  1. Economic Considerations:
    • Large chains may have higher operational costs, including expenses related to marketing, administration, and infrastructure, which can affect their ability to offer competitive wages to doctors.
    • Smaller clinics might have more flexibility in managing costs and can often provide personalized services with lower overhead.
  2. Competition and Market Saturation:
    • Big chains may face increased competition in areas where multiple branches operate, leading to market saturation and potential pricing pressure.
    • Smaller clinics might thrive in niches or local markets where personalised care and a strong reputation play a significant role.
  3. Customer Preferences:
    • Some patients prefer a more intimate and personalised experience, which smaller clinics and individual practitioners may be better positioned to provide.
    • Large chains might struggle to offer the same level of personalisation and customer engagement, impacting their competitiveness.
  4. Flexibility and Innovation:
    • Smaller practices can often adapt more quickly to changing trends and adopt innovative procedures or technologies.
    • Large chains might face bureaucratic challenges and slower decision-making processes, making it harder to stay at the forefront of industry trends.
  5. Doctor Autonomy and Job Satisfaction:
    • Doctors in large chains may feel restricted by standardised procedures and corporate policies, impacting job satisfaction.
    • Smaller clinics may offer more autonomy to doctors, leading to higher job satisfaction and potentially better retention.
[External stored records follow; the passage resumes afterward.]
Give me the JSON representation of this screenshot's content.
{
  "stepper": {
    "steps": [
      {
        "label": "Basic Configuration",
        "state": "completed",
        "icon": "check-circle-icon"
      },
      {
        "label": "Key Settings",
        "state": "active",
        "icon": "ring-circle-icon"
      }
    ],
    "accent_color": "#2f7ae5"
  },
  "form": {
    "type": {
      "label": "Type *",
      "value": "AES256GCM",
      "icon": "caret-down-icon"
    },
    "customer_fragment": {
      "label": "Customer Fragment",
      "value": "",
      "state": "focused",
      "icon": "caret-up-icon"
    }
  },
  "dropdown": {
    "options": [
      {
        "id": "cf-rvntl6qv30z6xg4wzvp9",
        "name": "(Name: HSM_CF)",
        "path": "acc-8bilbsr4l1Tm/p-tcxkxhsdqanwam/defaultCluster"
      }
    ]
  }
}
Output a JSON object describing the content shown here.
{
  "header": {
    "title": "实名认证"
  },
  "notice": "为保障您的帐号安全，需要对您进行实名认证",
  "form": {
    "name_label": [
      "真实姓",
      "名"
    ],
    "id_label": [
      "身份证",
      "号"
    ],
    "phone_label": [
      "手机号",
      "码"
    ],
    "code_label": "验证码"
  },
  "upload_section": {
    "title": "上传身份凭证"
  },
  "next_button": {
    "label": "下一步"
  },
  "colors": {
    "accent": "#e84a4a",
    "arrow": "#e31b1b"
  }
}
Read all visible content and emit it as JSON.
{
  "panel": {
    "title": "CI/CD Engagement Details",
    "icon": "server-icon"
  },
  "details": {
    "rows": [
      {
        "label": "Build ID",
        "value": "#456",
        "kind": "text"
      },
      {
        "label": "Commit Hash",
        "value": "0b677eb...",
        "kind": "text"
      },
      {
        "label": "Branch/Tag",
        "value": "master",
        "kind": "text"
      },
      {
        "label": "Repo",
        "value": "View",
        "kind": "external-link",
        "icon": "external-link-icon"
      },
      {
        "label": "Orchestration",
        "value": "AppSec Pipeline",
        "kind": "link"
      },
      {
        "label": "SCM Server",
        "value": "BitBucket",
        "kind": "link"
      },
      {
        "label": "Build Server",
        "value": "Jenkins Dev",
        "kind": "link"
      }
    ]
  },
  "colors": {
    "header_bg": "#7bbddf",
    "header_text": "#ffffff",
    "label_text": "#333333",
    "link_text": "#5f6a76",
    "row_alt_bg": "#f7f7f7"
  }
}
Regarding wages, large chains may indeed face challenges in ensuring competitive compensation for doctors. Subcontracting or hiring doctors as independent contractors can be a strategy to manage costs, but it may create other issues such as a potential lack of long-term commitment from practitioners, less control over service quality, and potential legal complexities.

Ultimately, the success of aesthetic medicine providers, whether large chains or smaller practices, depends on their ability to understand and adapt to the preferences of their target market, provide high-quality services, and manage their operational and financial aspects effectively.